    Read more →
  • Europe Theater Play About Muslim Man Who Discovers His Parents Are Jewish Seeking Funds

    Play About Muslim Man Who Discovers His Parents Are Jewish Seeking Funds

    Jewish comedian and writer David Baddiel is seeking public support to help produce a musical based on his film about a British Muslim man who discovers his parents are Jewish. London’s Theatre Royal Stratford East is in development to premiere The Infidel in October, London’s Evening Standard reported on Wednesday. However, the theater needs another £55,000 on top of around £200,000 already raised in order to produce the show. Baddiel, 49, retained the stage rights to the story when he wrote the [...]

    Read more →
  • Europe Relationships Love Guru Says Kaballah Practitioners Tend to Have ‘Less Satisfactory’ Relationships

    Love Guru Says Kaballah Practitioners Tend to Have ‘Less Satisfactory’ Relationships

    British relationship expert Andrew Wallas said Kaballah practitioners are likely to be less satisfied in their personal relationships than other couples, Britain’s Daily Mail reported Wednesday. “All the research is that individuals who have an interest in psychology or spirituality or who practice something like Kaballah (the branch of Jewish mysticism popularized by Madonna) are less likely to have satisfactory relationships,” he said. “A lifetime spent doing self-improvement workshops can just be a case of someone running away from reality.” [...]

    Read more →
  • Music US & Canada Meet New York’s 6’7″ Jew Who Will Rap for You (VIDEO)

    Meet New York’s 6’7″ Jew Who Will Rap for You (VIDEO)

    He’s a 6’7″ Jewish freestyle rapper who roams the streets of New York delivering his rhymes to unsuspecting passersby. Te’Devan, who calls himself the “6’7″ Jew who will rap for you” was recently profiled by the Gothamist blog. In a video posted Monday on YouTube, as part of the website’s No Your City eight-part series created by Nicolas Heller, Te’Devan is seen rapping about “not trying to conform to the status quo” and his mission to “be what I’m supposed to be.” [...]

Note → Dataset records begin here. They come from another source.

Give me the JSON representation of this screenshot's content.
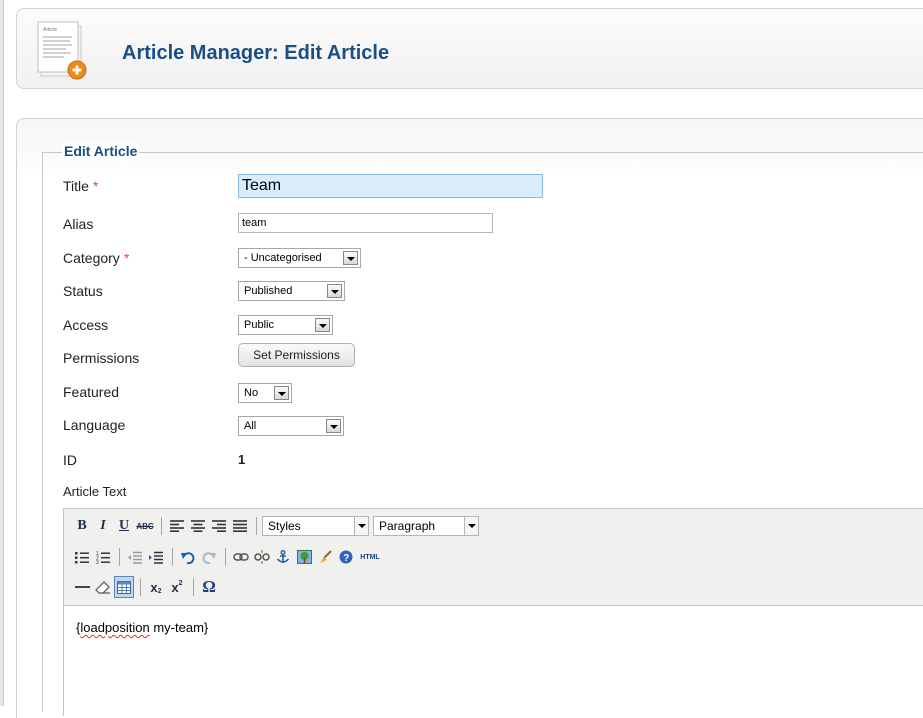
{
  "header": {
    "title": "Article Manager: Edit Article",
    "icon": "article-add-icon",
    "icon_text": "Article"
  },
  "form": {
    "legend": "Edit Article",
    "required_mark": "*",
    "fields": {
      "title": {
        "label": "Title",
        "value": "Team"
      },
      "alias": {
        "label": "Alias",
        "value": "team"
      },
      "category": {
        "label": "Category",
        "value": "- Uncategorised"
      },
      "status": {
        "label": "Status",
        "value": "Published"
      },
      "access": {
        "label": "Access",
        "value": "Public"
      },
      "permissions": {
        "label": "Permissions",
        "button": "Set Permissions"
      },
      "featured": {
        "label": "Featured",
        "value": "No"
      },
      "language": {
        "label": "Language",
        "value": "All"
      },
      "id": {
        "label": "ID",
        "value": "1"
      }
    },
    "article_text_label": "Article Text"
  },
  "editor": {
    "toolbar": {
      "bold": "B",
      "italic": "I",
      "underline": "U",
      "strike": "ABC",
      "styles": "Styles",
      "paragraph": "Paragraph",
      "subscript": "x",
      "superscript": "x",
      "omega": "Ω",
      "html": "HTML"
    },
    "content_prefix": "{",
    "content_word": "loadposition",
    "content_suffix": " my-team}"
  },
  "colors": {
    "title_blue": "#1a4f86",
    "required_star": "#e0501c",
    "active_field": "#d8ecfb"
  }
}
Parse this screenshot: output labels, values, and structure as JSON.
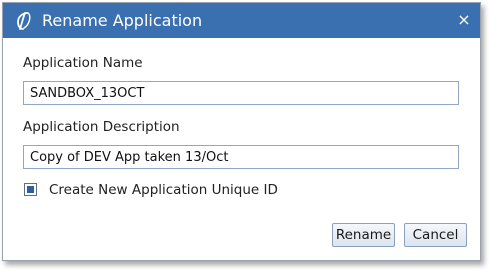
{
  "dialog": {
    "title": "Rename Application",
    "app_icon": "stylized-logo-icon",
    "close_icon": "close-icon",
    "close_glyph": "×"
  },
  "form": {
    "name_label": "Application Name",
    "name_value": "SANDBOX_13OCT",
    "description_label": "Application Description",
    "description_value": "Copy of DEV App taken 13/Oct",
    "unique_id_label": "Create New Application Unique ID",
    "unique_id_checked": true
  },
  "buttons": {
    "rename_label": "Rename",
    "cancel_label": "Cancel"
  },
  "colors": {
    "titlebar": "#3a6fb0",
    "checkbox_fill": "#2f5f9e"
  }
}
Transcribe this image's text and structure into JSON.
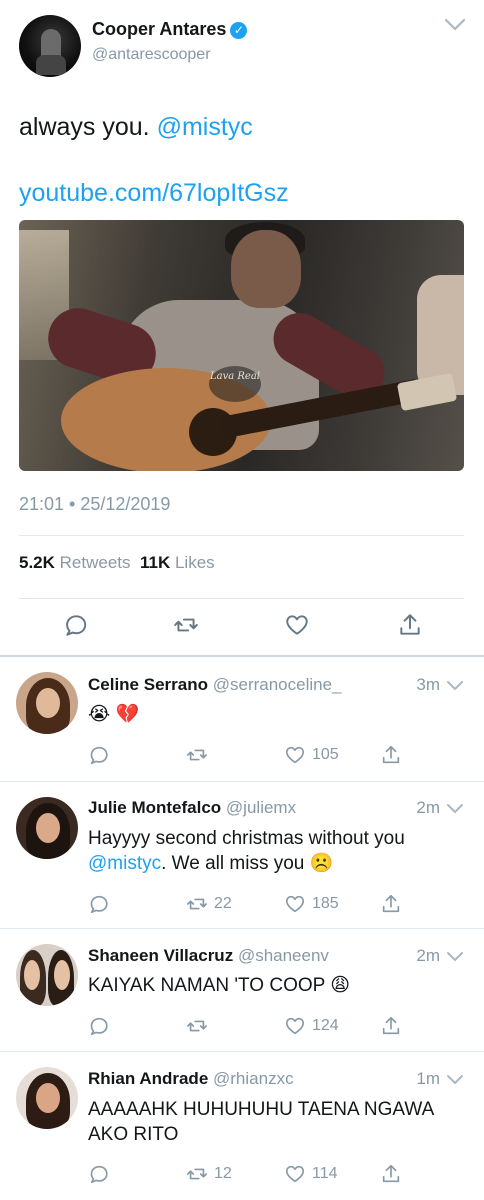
{
  "tweet": {
    "name": "Cooper Antares",
    "verified_mark": "✓",
    "handle": "@antarescooper",
    "text": "always you.",
    "mention": "@mistyc",
    "link": "youtube.com/67lopItGsz",
    "timestamp": "21:01 • 25/12/2019",
    "retweets_count": "5.2K",
    "retweets_label": "Retweets",
    "likes_count": "11K",
    "likes_label": "Likes",
    "media_logo": "Lava Real",
    "media_watermark": "",
    "icons": [
      "reply-icon",
      "retweet-icon",
      "like-icon",
      "share-icon"
    ]
  },
  "replies": [
    {
      "name": "Celine Serrano",
      "handle": "@serranoceline_",
      "time": "3m",
      "text": "😭 💔",
      "mention": "",
      "text_after": "",
      "retweets": "",
      "likes": "105"
    },
    {
      "name": "Julie Montefalco",
      "handle": "@juliemx",
      "time": "2m",
      "text": "Hayyyy second christmas without you ",
      "mention": "@mistyc",
      "text_after": ". We all miss you ☹️",
      "retweets": "22",
      "likes": "185"
    },
    {
      "name": "Shaneen Villacruz",
      "handle": "@shaneenv",
      "time": "2m",
      "text": "KAIYAK NAMAN 'TO COOP 😩",
      "mention": "",
      "text_after": "",
      "retweets": "",
      "likes": "124"
    },
    {
      "name": "Rhian Andrade",
      "handle": "@rhianzxc",
      "time": "1m",
      "text": "AAAAAHK HUHUHUHU TAENA NGAWA AKO RITO",
      "mention": "",
      "text_after": "",
      "retweets": "12",
      "likes": "114"
    }
  ],
  "colors": {
    "accent": "#1da1f2",
    "muted": "#8899a6",
    "text": "#14171a",
    "border": "#e1e8ed"
  }
}
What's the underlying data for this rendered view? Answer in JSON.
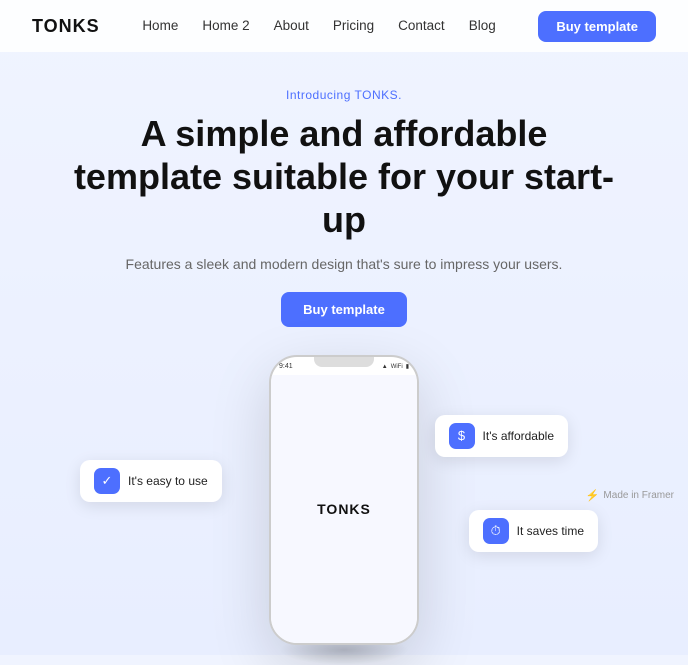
{
  "navbar": {
    "logo": "TONKS",
    "links": [
      {
        "label": "Home",
        "href": "#"
      },
      {
        "label": "Home 2",
        "href": "#"
      },
      {
        "label": "About",
        "href": "#"
      },
      {
        "label": "Pricing",
        "href": "#"
      },
      {
        "label": "Contact",
        "href": "#"
      },
      {
        "label": "Blog",
        "href": "#"
      }
    ],
    "cta_label": "Buy template"
  },
  "hero": {
    "intro": "Introducing TONKS.",
    "title": "A simple and affordable template suitable for your start-up",
    "subtitle": "Features a sleek and modern design that's sure to impress your users.",
    "cta_label": "Buy template"
  },
  "phone": {
    "status_time": "9:41",
    "brand": "TONKS"
  },
  "badges": [
    {
      "id": "affordable",
      "icon": "$",
      "label": "It's affordable"
    },
    {
      "id": "easy",
      "icon": "✓",
      "label": "It's easy to use"
    },
    {
      "id": "time",
      "icon": "⏱",
      "label": "It saves time"
    }
  ],
  "framer": {
    "label": "Made in Framer"
  }
}
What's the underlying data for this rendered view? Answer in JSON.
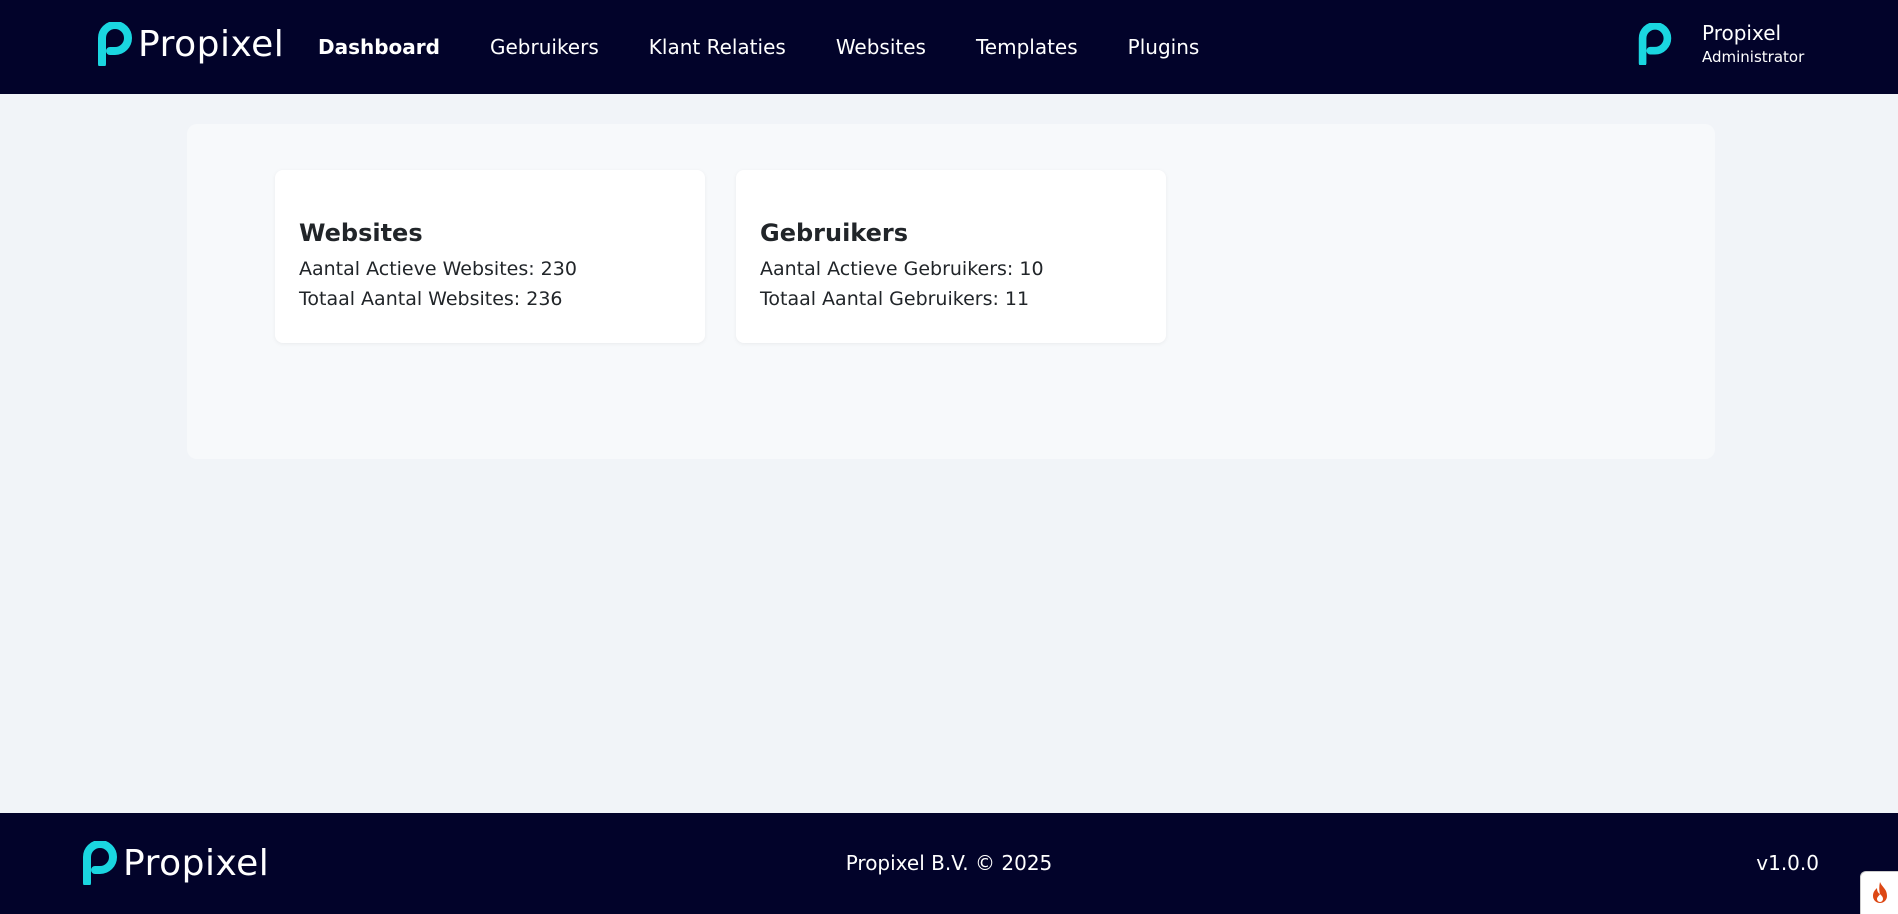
{
  "brand": {
    "name": "Propixel",
    "color": "#1ad6e0",
    "background": "#02032a"
  },
  "nav": {
    "items": [
      {
        "label": "Dashboard",
        "active": true
      },
      {
        "label": "Gebruikers",
        "active": false
      },
      {
        "label": "Klant Relaties",
        "active": false
      },
      {
        "label": "Websites",
        "active": false
      },
      {
        "label": "Templates",
        "active": false
      },
      {
        "label": "Plugins",
        "active": false
      }
    ]
  },
  "user": {
    "name": "Propixel",
    "role": "Administrator",
    "avatar_icon": "propixel-logo-icon"
  },
  "cards": [
    {
      "title": "Websites",
      "lines": [
        "Aantal Actieve Websites: 230",
        "Totaal Aantal Websites: 236"
      ]
    },
    {
      "title": "Gebruikers",
      "lines": [
        "Aantal Actieve Gebruikers: 10",
        "Totaal Aantal Gebruikers: 11"
      ]
    }
  ],
  "footer": {
    "brand": "Propixel",
    "copyright": "Propixel B.V. © 2025",
    "version": "v1.0.0"
  },
  "debug_toolbar": {
    "icon": "flame-icon",
    "color": "#dd4814"
  }
}
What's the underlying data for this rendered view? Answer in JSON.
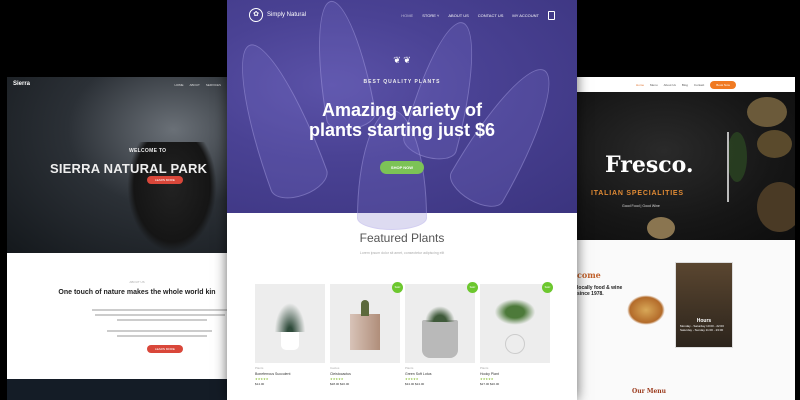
{
  "left_site": {
    "brand": "Sierra",
    "nav": [
      "HOME",
      "ABOUT",
      "SERVICES"
    ],
    "pretitle": "WELCOME TO",
    "title": "SIERRA NATURAL PARK",
    "hero_button": "LEARN MORE",
    "about_label": "ABOUT US",
    "heading": "One touch of nature makes the whole world kin",
    "section_button": "LEARN MORE"
  },
  "center_site": {
    "brand": "Simply Natural",
    "nav": [
      "HOME",
      "STORE ˅",
      "ABOUT US",
      "CONTACT US",
      "MY ACCOUNT"
    ],
    "pretitle": "BEST QUALITY PLANTS",
    "headline": "Amazing variety of plants starting just $6",
    "cta": "SHOP NOW",
    "featured_title": "Featured Plants",
    "featured_subtitle": "Lorem ipsum dolor sit amet, consectetur adipiscing elit",
    "products": [
      {
        "category": "Plants",
        "name": "Boneferrous Succulent",
        "stars": "★★★★★",
        "price": "$14.00",
        "sale": ""
      },
      {
        "category": "Cactus",
        "name": "Cleistocactus",
        "stars": "★★★★★",
        "price": "$28.00 $20.00",
        "sale": "Sale!"
      },
      {
        "category": "Plants",
        "name": "Green Soft Lotus",
        "stars": "★★★★★",
        "price": "$34.00 $24.00",
        "sale": "Sale!"
      },
      {
        "category": "Plants",
        "name": "Hooky Plant",
        "stars": "★★★★★",
        "price": "$27.00 $20.00",
        "sale": "Sale!"
      }
    ],
    "colors": {
      "hero": "#4a4294",
      "accent": "#7cc356"
    }
  },
  "right_site": {
    "nav": [
      "Home",
      "Menu",
      "About Us",
      "Blog",
      "Contact"
    ],
    "book_button": "Book Now",
    "brand": "Fresco.",
    "tagline": "ITALIAN SPECIALITIES",
    "subtag": "Good Food | Good Wine",
    "welcome": "come",
    "welcome_text": "locally food & wine since 1978.",
    "hours_title": "Hours",
    "hours_lines": [
      "Monday - Saturday 10:00 - 22:00",
      "Saturday - Sunday 11:00 - 23:00"
    ],
    "menu_title": "Our Menu"
  }
}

    Read more →



Sign up now to receive our regular news briefs.